═════ MATERIAL PROVIDED
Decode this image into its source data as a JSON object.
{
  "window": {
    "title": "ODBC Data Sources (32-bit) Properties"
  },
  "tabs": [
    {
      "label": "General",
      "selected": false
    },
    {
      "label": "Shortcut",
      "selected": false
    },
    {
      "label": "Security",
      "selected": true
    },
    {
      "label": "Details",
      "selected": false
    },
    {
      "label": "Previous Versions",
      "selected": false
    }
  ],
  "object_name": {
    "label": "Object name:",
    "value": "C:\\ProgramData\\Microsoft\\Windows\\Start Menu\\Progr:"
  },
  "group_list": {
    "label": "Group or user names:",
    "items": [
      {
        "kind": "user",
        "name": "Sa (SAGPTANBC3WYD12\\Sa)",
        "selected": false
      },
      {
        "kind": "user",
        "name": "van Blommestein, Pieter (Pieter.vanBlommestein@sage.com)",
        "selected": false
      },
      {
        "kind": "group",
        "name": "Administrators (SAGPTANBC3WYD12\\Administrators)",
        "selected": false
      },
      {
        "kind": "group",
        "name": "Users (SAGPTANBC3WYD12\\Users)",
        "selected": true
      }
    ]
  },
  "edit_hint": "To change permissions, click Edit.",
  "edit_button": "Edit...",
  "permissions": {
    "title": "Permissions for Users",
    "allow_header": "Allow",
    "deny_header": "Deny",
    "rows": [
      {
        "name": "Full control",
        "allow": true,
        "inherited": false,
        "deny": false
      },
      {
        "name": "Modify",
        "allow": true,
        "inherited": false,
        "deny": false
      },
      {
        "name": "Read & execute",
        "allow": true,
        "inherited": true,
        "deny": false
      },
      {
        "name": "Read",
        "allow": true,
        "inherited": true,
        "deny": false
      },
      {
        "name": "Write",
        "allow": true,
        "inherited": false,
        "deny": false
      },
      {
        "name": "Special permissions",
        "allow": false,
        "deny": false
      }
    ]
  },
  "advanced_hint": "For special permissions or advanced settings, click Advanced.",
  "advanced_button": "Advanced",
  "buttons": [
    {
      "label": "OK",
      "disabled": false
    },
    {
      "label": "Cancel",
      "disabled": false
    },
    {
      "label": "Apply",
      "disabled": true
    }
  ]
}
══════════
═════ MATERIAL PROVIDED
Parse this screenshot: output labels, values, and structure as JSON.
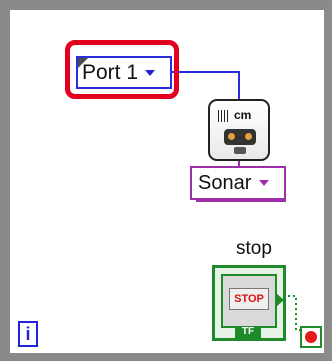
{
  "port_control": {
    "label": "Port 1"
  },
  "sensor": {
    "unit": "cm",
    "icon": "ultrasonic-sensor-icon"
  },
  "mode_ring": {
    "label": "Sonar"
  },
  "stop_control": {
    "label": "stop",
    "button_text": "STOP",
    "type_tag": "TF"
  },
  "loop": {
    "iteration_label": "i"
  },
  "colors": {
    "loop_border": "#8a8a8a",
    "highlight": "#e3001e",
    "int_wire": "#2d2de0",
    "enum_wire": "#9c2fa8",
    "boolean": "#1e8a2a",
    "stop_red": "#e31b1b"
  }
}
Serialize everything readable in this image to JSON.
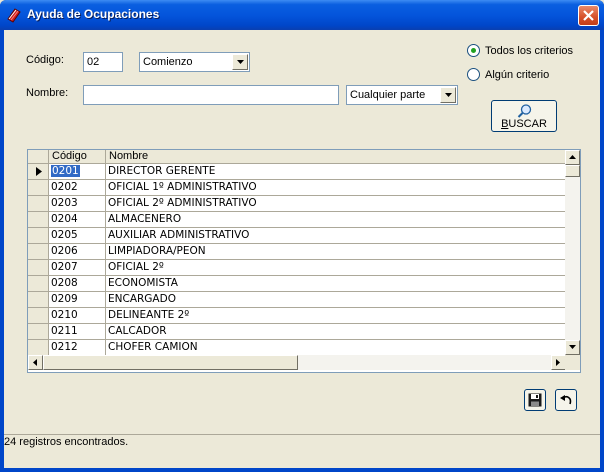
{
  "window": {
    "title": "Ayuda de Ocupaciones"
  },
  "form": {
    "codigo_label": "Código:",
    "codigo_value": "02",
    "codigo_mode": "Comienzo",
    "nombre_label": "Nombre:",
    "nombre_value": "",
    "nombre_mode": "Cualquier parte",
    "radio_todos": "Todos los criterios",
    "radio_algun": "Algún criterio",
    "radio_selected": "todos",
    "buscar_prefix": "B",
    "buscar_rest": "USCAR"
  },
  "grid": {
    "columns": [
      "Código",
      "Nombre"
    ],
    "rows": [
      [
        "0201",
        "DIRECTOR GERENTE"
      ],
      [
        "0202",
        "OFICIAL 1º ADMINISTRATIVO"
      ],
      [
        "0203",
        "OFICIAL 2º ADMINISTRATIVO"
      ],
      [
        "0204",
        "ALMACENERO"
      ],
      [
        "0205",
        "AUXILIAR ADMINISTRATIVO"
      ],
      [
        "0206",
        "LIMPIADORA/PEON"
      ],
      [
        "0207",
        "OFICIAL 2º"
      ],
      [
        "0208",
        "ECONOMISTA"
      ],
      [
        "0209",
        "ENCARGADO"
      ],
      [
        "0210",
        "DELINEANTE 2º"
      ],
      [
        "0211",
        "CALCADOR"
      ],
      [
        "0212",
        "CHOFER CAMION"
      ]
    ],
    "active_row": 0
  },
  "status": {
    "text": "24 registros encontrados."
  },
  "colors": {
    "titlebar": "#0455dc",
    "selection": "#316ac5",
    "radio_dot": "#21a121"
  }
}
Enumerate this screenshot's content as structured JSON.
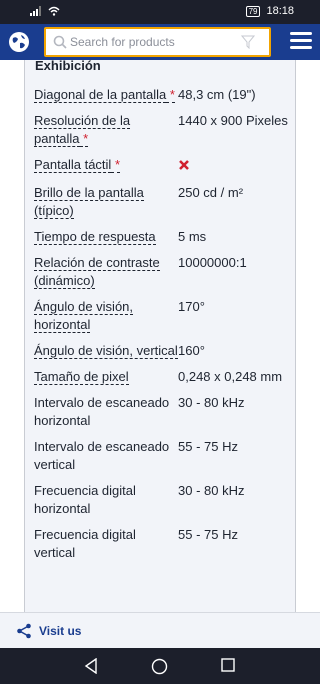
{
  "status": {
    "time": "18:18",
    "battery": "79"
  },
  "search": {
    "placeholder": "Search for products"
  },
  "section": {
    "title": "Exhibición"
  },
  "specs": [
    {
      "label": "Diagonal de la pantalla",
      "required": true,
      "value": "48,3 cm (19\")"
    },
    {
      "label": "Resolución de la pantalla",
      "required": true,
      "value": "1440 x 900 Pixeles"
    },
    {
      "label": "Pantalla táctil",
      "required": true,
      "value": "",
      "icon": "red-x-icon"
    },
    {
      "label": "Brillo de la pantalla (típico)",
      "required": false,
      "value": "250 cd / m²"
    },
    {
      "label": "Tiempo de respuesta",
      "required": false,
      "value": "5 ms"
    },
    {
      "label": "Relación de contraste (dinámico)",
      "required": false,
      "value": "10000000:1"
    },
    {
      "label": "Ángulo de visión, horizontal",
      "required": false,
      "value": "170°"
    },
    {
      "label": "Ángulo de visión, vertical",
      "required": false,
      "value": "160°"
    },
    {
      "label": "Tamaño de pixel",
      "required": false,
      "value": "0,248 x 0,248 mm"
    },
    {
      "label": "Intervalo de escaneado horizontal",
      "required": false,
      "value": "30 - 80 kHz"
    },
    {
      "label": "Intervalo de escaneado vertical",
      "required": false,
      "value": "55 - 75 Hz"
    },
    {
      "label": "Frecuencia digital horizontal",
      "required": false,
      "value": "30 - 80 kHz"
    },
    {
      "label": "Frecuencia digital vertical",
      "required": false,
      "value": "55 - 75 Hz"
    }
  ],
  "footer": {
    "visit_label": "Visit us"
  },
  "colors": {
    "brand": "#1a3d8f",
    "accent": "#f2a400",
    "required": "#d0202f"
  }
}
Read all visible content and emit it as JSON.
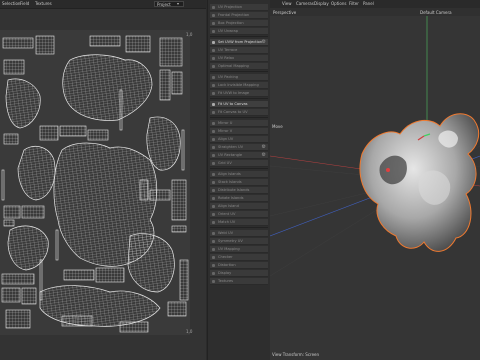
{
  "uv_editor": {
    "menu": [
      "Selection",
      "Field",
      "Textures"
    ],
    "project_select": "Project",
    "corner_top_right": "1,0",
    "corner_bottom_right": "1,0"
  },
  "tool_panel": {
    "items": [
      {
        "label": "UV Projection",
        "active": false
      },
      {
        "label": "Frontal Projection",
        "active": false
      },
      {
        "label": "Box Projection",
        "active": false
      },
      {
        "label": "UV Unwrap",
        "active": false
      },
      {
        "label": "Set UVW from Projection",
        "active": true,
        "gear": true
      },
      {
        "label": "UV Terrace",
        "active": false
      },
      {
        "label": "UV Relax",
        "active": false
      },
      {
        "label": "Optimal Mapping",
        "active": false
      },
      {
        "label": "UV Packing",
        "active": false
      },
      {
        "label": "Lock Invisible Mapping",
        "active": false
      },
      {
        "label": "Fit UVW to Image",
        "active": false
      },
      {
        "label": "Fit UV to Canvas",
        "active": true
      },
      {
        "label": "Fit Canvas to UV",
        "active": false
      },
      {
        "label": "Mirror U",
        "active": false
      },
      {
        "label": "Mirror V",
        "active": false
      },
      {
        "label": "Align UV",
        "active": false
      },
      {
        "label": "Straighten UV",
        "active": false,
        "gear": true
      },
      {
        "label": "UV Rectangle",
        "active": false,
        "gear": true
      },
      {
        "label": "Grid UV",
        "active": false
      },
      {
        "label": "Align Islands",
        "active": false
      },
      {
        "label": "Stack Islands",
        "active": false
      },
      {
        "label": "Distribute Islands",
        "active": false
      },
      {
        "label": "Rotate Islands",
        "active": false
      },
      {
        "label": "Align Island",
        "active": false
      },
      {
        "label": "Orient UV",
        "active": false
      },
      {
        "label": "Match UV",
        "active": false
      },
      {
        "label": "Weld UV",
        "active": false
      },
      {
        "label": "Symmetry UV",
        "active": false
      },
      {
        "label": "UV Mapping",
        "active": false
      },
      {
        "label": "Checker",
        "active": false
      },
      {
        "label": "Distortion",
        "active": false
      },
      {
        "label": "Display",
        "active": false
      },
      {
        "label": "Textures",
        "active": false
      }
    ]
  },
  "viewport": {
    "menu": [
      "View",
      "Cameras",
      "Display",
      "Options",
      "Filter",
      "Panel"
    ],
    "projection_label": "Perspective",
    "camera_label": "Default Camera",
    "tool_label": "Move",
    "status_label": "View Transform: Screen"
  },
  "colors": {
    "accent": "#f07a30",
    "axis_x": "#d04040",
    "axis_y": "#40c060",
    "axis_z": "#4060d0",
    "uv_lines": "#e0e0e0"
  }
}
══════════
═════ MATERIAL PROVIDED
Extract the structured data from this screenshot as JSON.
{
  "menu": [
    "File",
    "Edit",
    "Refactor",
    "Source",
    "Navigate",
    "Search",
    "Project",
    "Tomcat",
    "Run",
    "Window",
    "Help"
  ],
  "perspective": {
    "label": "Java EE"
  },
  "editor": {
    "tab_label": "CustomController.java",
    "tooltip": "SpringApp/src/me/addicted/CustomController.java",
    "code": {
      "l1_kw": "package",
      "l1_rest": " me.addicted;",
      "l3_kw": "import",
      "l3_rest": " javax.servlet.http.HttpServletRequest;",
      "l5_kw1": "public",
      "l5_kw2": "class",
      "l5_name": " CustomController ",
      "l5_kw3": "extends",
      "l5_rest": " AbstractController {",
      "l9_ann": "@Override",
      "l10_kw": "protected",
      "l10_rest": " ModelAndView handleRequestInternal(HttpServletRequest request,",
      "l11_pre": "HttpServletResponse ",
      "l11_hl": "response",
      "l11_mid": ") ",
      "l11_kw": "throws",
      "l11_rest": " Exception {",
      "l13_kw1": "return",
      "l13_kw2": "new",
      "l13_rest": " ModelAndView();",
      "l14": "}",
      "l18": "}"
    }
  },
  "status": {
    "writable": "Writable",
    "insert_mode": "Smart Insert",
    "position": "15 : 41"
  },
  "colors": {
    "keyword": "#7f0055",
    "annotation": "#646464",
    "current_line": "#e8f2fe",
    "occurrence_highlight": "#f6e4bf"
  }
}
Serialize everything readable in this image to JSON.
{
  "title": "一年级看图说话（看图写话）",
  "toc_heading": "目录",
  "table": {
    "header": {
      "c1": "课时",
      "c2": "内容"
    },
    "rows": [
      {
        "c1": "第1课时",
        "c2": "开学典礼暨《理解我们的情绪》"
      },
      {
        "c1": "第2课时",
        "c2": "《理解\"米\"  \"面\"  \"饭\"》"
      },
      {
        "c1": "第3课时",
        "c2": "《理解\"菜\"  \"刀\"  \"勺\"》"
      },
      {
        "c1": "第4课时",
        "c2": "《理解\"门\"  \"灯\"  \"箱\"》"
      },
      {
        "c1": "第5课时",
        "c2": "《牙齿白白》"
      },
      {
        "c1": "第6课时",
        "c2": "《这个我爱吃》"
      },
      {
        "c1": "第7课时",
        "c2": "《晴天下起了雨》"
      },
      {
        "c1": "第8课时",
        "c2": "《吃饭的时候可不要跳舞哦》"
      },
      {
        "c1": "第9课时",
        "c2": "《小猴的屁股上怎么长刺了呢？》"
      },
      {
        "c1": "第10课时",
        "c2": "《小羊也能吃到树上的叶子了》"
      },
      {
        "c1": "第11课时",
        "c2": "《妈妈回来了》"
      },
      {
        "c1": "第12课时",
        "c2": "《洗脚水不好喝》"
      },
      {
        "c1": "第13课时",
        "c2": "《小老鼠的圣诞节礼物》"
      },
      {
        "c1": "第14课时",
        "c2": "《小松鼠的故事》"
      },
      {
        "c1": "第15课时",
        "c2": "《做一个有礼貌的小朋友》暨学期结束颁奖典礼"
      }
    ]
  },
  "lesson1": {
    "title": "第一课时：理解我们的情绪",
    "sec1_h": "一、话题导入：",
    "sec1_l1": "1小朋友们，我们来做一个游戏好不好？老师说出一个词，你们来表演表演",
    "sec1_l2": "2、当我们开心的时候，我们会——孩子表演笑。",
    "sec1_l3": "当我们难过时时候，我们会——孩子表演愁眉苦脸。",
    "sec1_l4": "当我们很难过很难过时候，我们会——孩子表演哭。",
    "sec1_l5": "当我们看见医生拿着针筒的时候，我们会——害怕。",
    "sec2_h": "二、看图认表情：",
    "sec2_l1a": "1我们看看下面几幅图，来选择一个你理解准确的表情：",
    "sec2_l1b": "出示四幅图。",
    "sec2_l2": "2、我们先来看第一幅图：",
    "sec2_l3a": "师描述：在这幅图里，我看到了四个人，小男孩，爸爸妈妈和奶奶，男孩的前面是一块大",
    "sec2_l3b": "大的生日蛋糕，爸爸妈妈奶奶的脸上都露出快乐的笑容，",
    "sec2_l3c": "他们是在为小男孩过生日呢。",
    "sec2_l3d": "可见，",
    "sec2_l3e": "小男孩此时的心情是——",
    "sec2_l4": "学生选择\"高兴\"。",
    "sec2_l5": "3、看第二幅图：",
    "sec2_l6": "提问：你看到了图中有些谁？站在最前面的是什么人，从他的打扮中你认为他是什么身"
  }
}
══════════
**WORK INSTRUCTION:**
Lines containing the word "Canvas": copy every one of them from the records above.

**SOLUTION TO THIS EXERCISE:**
        "label": "Fit UV to Canvas",
        "label": "Fit Canvas to UV",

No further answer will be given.